**EXERCISE BRIEF**
Among the records below, find each line bearing the word "true" and copy it.

Recorded data
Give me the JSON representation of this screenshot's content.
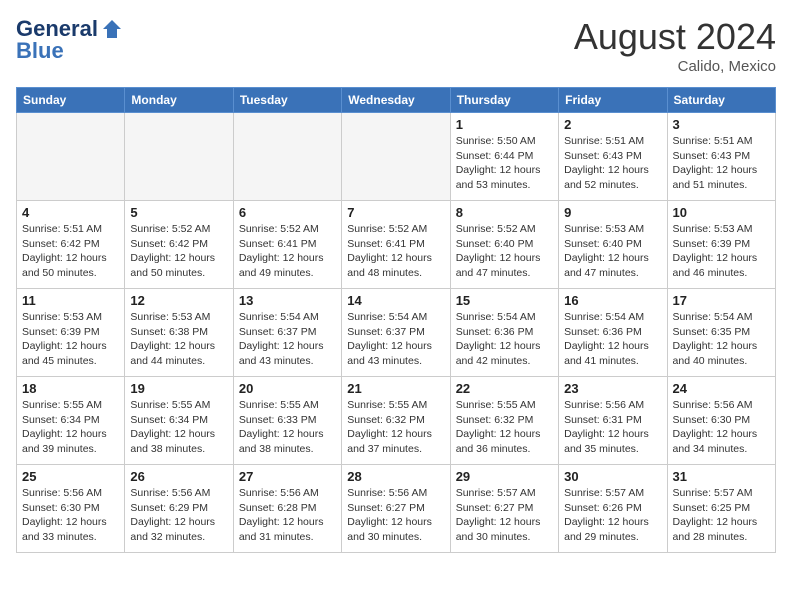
{
  "header": {
    "logo_general": "General",
    "logo_blue": "Blue",
    "month_year": "August 2024",
    "location": "Calido, Mexico"
  },
  "calendar": {
    "days_of_week": [
      "Sunday",
      "Monday",
      "Tuesday",
      "Wednesday",
      "Thursday",
      "Friday",
      "Saturday"
    ],
    "weeks": [
      [
        {
          "day": "",
          "info": ""
        },
        {
          "day": "",
          "info": ""
        },
        {
          "day": "",
          "info": ""
        },
        {
          "day": "",
          "info": ""
        },
        {
          "day": "1",
          "info": "Sunrise: 5:50 AM\nSunset: 6:44 PM\nDaylight: 12 hours\nand 53 minutes."
        },
        {
          "day": "2",
          "info": "Sunrise: 5:51 AM\nSunset: 6:43 PM\nDaylight: 12 hours\nand 52 minutes."
        },
        {
          "day": "3",
          "info": "Sunrise: 5:51 AM\nSunset: 6:43 PM\nDaylight: 12 hours\nand 51 minutes."
        }
      ],
      [
        {
          "day": "4",
          "info": "Sunrise: 5:51 AM\nSunset: 6:42 PM\nDaylight: 12 hours\nand 50 minutes."
        },
        {
          "day": "5",
          "info": "Sunrise: 5:52 AM\nSunset: 6:42 PM\nDaylight: 12 hours\nand 50 minutes."
        },
        {
          "day": "6",
          "info": "Sunrise: 5:52 AM\nSunset: 6:41 PM\nDaylight: 12 hours\nand 49 minutes."
        },
        {
          "day": "7",
          "info": "Sunrise: 5:52 AM\nSunset: 6:41 PM\nDaylight: 12 hours\nand 48 minutes."
        },
        {
          "day": "8",
          "info": "Sunrise: 5:52 AM\nSunset: 6:40 PM\nDaylight: 12 hours\nand 47 minutes."
        },
        {
          "day": "9",
          "info": "Sunrise: 5:53 AM\nSunset: 6:40 PM\nDaylight: 12 hours\nand 47 minutes."
        },
        {
          "day": "10",
          "info": "Sunrise: 5:53 AM\nSunset: 6:39 PM\nDaylight: 12 hours\nand 46 minutes."
        }
      ],
      [
        {
          "day": "11",
          "info": "Sunrise: 5:53 AM\nSunset: 6:39 PM\nDaylight: 12 hours\nand 45 minutes."
        },
        {
          "day": "12",
          "info": "Sunrise: 5:53 AM\nSunset: 6:38 PM\nDaylight: 12 hours\nand 44 minutes."
        },
        {
          "day": "13",
          "info": "Sunrise: 5:54 AM\nSunset: 6:37 PM\nDaylight: 12 hours\nand 43 minutes."
        },
        {
          "day": "14",
          "info": "Sunrise: 5:54 AM\nSunset: 6:37 PM\nDaylight: 12 hours\nand 43 minutes."
        },
        {
          "day": "15",
          "info": "Sunrise: 5:54 AM\nSunset: 6:36 PM\nDaylight: 12 hours\nand 42 minutes."
        },
        {
          "day": "16",
          "info": "Sunrise: 5:54 AM\nSunset: 6:36 PM\nDaylight: 12 hours\nand 41 minutes."
        },
        {
          "day": "17",
          "info": "Sunrise: 5:54 AM\nSunset: 6:35 PM\nDaylight: 12 hours\nand 40 minutes."
        }
      ],
      [
        {
          "day": "18",
          "info": "Sunrise: 5:55 AM\nSunset: 6:34 PM\nDaylight: 12 hours\nand 39 minutes."
        },
        {
          "day": "19",
          "info": "Sunrise: 5:55 AM\nSunset: 6:34 PM\nDaylight: 12 hours\nand 38 minutes."
        },
        {
          "day": "20",
          "info": "Sunrise: 5:55 AM\nSunset: 6:33 PM\nDaylight: 12 hours\nand 38 minutes."
        },
        {
          "day": "21",
          "info": "Sunrise: 5:55 AM\nSunset: 6:32 PM\nDaylight: 12 hours\nand 37 minutes."
        },
        {
          "day": "22",
          "info": "Sunrise: 5:55 AM\nSunset: 6:32 PM\nDaylight: 12 hours\nand 36 minutes."
        },
        {
          "day": "23",
          "info": "Sunrise: 5:56 AM\nSunset: 6:31 PM\nDaylight: 12 hours\nand 35 minutes."
        },
        {
          "day": "24",
          "info": "Sunrise: 5:56 AM\nSunset: 6:30 PM\nDaylight: 12 hours\nand 34 minutes."
        }
      ],
      [
        {
          "day": "25",
          "info": "Sunrise: 5:56 AM\nSunset: 6:30 PM\nDaylight: 12 hours\nand 33 minutes."
        },
        {
          "day": "26",
          "info": "Sunrise: 5:56 AM\nSunset: 6:29 PM\nDaylight: 12 hours\nand 32 minutes."
        },
        {
          "day": "27",
          "info": "Sunrise: 5:56 AM\nSunset: 6:28 PM\nDaylight: 12 hours\nand 31 minutes."
        },
        {
          "day": "28",
          "info": "Sunrise: 5:56 AM\nSunset: 6:27 PM\nDaylight: 12 hours\nand 30 minutes."
        },
        {
          "day": "29",
          "info": "Sunrise: 5:57 AM\nSunset: 6:27 PM\nDaylight: 12 hours\nand 30 minutes."
        },
        {
          "day": "30",
          "info": "Sunrise: 5:57 AM\nSunset: 6:26 PM\nDaylight: 12 hours\nand 29 minutes."
        },
        {
          "day": "31",
          "info": "Sunrise: 5:57 AM\nSunset: 6:25 PM\nDaylight: 12 hours\nand 28 minutes."
        }
      ]
    ]
  }
}
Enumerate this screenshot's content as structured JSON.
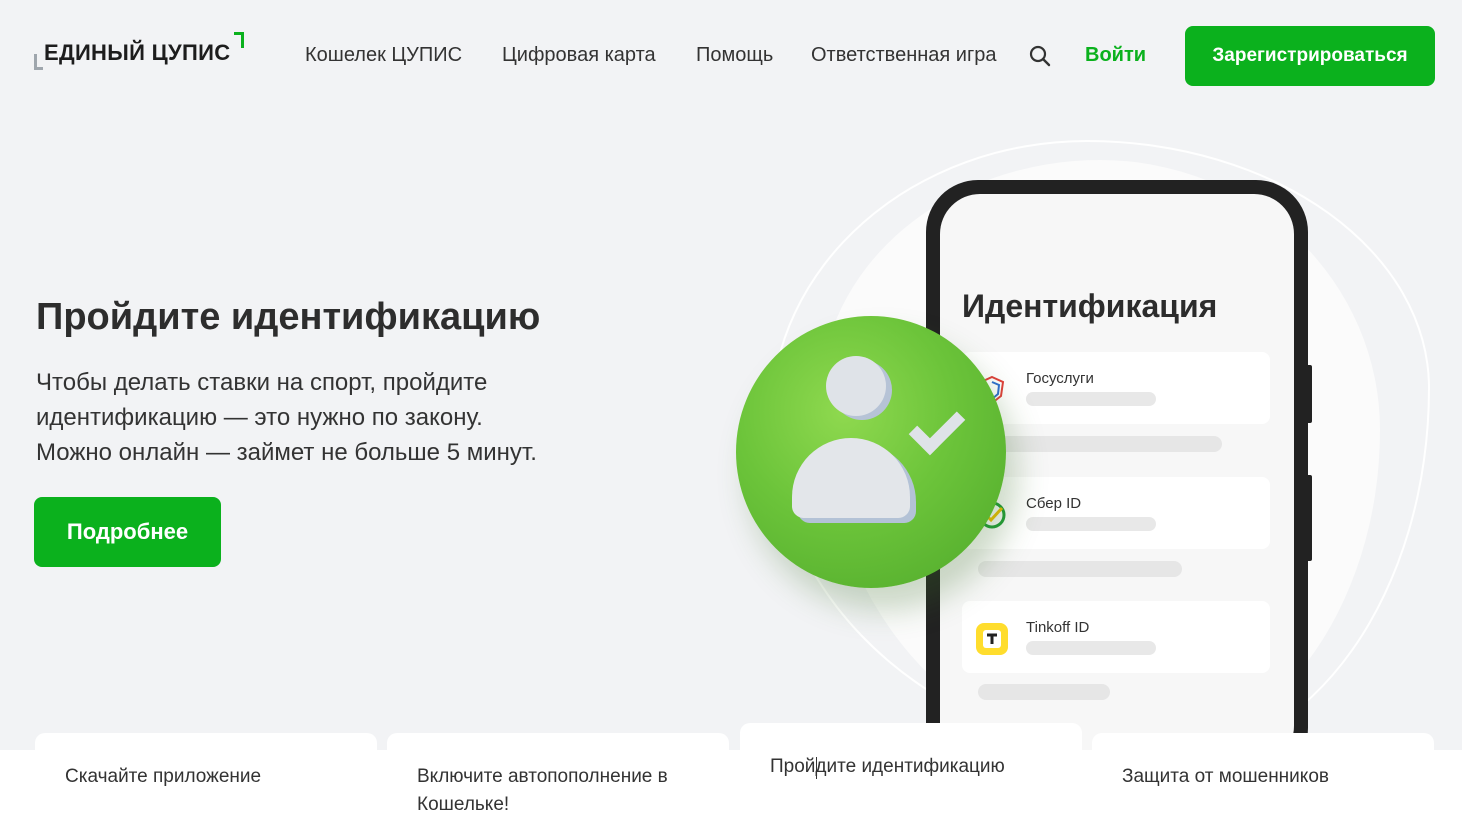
{
  "header": {
    "logo_text": "ЕДИНЫЙ ЦУПИС",
    "nav": [
      "Кошелек ЦУПИС",
      "Цифровая карта",
      "Помощь",
      "Ответственная игра"
    ],
    "login_label": "Войти",
    "register_label": "Зарегистрироваться"
  },
  "hero": {
    "title": "Пройдите идентификацию",
    "text_lines": [
      "Чтобы делать ставки на спорт, пройдите",
      "идентификацию — это нужно по закону.",
      "Можно онлайн — займет не больше 5 минут."
    ],
    "button_label": "Подробнее"
  },
  "phone": {
    "screen_title": "Идентификация",
    "options": [
      {
        "label": "Госуслуги",
        "icon": "gosuslugi-icon"
      },
      {
        "label": "Сбер ID",
        "icon": "sber-id-icon"
      },
      {
        "label": "Tinkoff ID",
        "icon": "tinkoff-id-icon"
      }
    ]
  },
  "tabs": [
    {
      "label": "Скачайте приложение"
    },
    {
      "label": "Включите автопополнение в Кошельке!"
    },
    {
      "label": "Пройдите идентификацию",
      "active": true
    },
    {
      "label": "Защита от мошенников"
    }
  ],
  "colors": {
    "brand_green": "#0bb11d",
    "background": "#f2f3f5"
  }
}
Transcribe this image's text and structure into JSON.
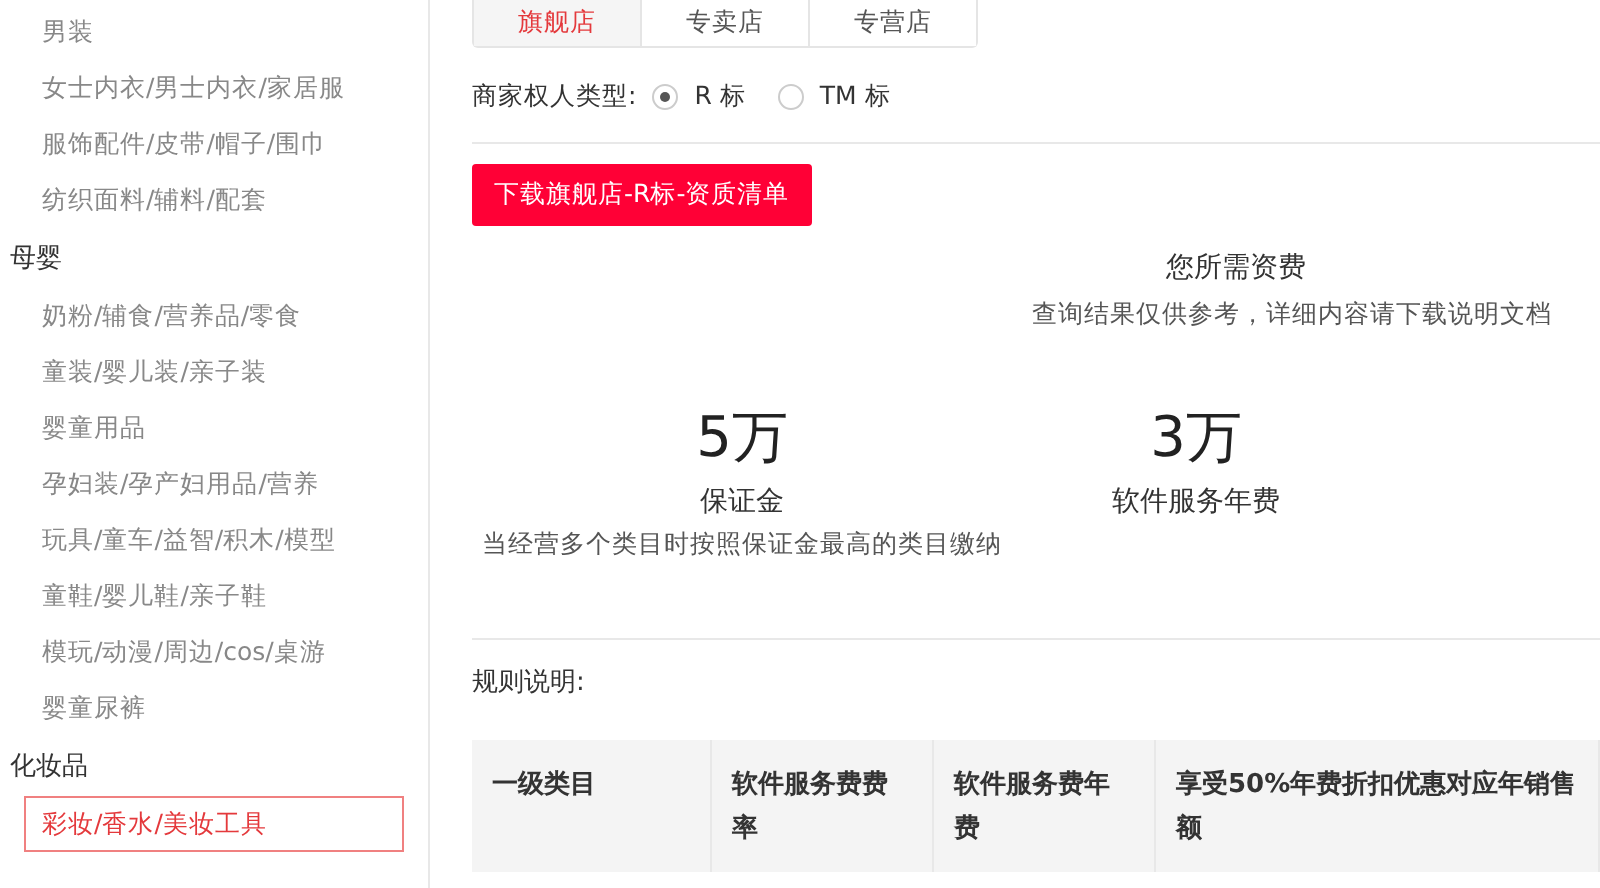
{
  "sidebar": {
    "groups": [
      {
        "items": [
          {
            "label": "男装",
            "selected": false
          },
          {
            "label": "女士内衣/男士内衣/家居服",
            "selected": false
          },
          {
            "label": "服饰配件/皮带/帽子/围巾",
            "selected": false
          },
          {
            "label": "纺织面料/辅料/配套",
            "selected": false
          }
        ]
      },
      {
        "title": "母婴",
        "items": [
          {
            "label": "奶粉/辅食/营养品/零食",
            "selected": false
          },
          {
            "label": "童装/婴儿装/亲子装",
            "selected": false
          },
          {
            "label": "婴童用品",
            "selected": false
          },
          {
            "label": "孕妇装/孕产妇用品/营养",
            "selected": false
          },
          {
            "label": "玩具/童车/益智/积木/模型",
            "selected": false
          },
          {
            "label": "童鞋/婴儿鞋/亲子鞋",
            "selected": false
          },
          {
            "label": "模玩/动漫/周边/cos/桌游",
            "selected": false
          },
          {
            "label": "婴童尿裤",
            "selected": false
          }
        ]
      },
      {
        "title": "化妆品",
        "items": [
          {
            "label": "彩妆/香水/美妆工具",
            "selected": true
          }
        ]
      }
    ]
  },
  "tabs": [
    {
      "label": "旗舰店",
      "selected": true
    },
    {
      "label": "专卖店",
      "selected": false
    },
    {
      "label": "专营店",
      "selected": false
    }
  ],
  "owner_type": {
    "label": "商家权人类型:",
    "options": [
      {
        "label": "R 标",
        "selected": true
      },
      {
        "label": "TM 标",
        "selected": false
      }
    ]
  },
  "download_button": "下载旗舰店-R标-资质清单",
  "fees": {
    "title": "您所需资费",
    "subtitle": "查询结果仅供参考，详细内容请下载说明文档",
    "items": [
      {
        "amount": "5万",
        "label": "保证金",
        "note": "当经营多个类目时按照保证金最高的类目缴纳"
      },
      {
        "amount": "3万",
        "label": "软件服务年费"
      }
    ]
  },
  "rules": {
    "title": "规则说明:",
    "columns": [
      "一级类目",
      "软件服务费费率",
      "软件服务费年费",
      "享受50%年费折扣优惠对应年销售额"
    ]
  }
}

**REPLY TO THE TASK**
      "active": true
            "selected": true
      "selected": true
        "selected": true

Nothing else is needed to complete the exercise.